[Page and application data records]
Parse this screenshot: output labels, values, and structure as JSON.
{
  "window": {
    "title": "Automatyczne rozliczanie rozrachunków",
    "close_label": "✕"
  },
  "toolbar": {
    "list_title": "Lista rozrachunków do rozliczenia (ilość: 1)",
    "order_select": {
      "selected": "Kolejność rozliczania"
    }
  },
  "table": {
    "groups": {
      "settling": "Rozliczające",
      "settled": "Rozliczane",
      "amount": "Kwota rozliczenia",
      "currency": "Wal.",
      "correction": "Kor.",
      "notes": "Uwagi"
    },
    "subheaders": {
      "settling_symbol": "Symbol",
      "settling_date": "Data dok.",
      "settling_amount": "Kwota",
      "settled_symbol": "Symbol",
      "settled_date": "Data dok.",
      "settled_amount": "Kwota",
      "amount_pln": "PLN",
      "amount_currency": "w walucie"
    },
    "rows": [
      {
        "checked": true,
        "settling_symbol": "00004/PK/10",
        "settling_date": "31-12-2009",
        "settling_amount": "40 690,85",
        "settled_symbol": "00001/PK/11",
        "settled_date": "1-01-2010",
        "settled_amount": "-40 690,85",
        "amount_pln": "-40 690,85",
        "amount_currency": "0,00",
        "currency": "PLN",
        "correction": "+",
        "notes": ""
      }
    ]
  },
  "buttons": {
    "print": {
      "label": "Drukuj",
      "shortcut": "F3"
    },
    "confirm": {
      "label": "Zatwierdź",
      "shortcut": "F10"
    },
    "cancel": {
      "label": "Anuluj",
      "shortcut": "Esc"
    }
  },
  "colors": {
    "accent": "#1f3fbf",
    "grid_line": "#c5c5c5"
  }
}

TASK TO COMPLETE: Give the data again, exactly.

WORKED SOLUTION:
Parse this screenshot: output labels, values, and structure as JSON.
{
  "window": {
    "title": "Automatyczne rozliczanie rozrachunków",
    "close_label": "✕"
  },
  "toolbar": {
    "list_title": "Lista rozrachunków do rozliczenia (ilość: 1)",
    "order_select": {
      "selected": "Kolejność rozliczania"
    }
  },
  "table": {
    "groups": {
      "settling": "Rozliczające",
      "settled": "Rozliczane",
      "amount": "Kwota rozliczenia",
      "currency": "Wal.",
      "correction": "Kor.",
      "notes": "Uwagi"
    },
    "subheaders": {
      "settling_symbol": "Symbol",
      "settling_date": "Data dok.",
      "settling_amount": "Kwota",
      "settled_symbol": "Symbol",
      "settled_date": "Data dok.",
      "settled_amount": "Kwota",
      "amount_pln": "PLN",
      "amount_currency": "w walucie"
    },
    "rows": [
      {
        "checked": true,
        "settling_symbol": "00004/PK/10",
        "settling_date": "31-12-2009",
        "settling_amount": "40 690,85",
        "settled_symbol": "00001/PK/11",
        "settled_date": "1-01-2010",
        "settled_amount": "-40 690,85",
        "amount_pln": "-40 690,85",
        "amount_currency": "0,00",
        "currency": "PLN",
        "correction": "+",
        "notes": ""
      }
    ]
  },
  "buttons": {
    "print": {
      "label": "Drukuj",
      "shortcut": "F3"
    },
    "confirm": {
      "label": "Zatwierdź",
      "shortcut": "F10"
    },
    "cancel": {
      "label": "Anuluj",
      "shortcut": "Esc"
    }
  },
  "colors": {
    "accent": "#1f3fbf",
    "grid_line": "#c5c5c5"
  }
}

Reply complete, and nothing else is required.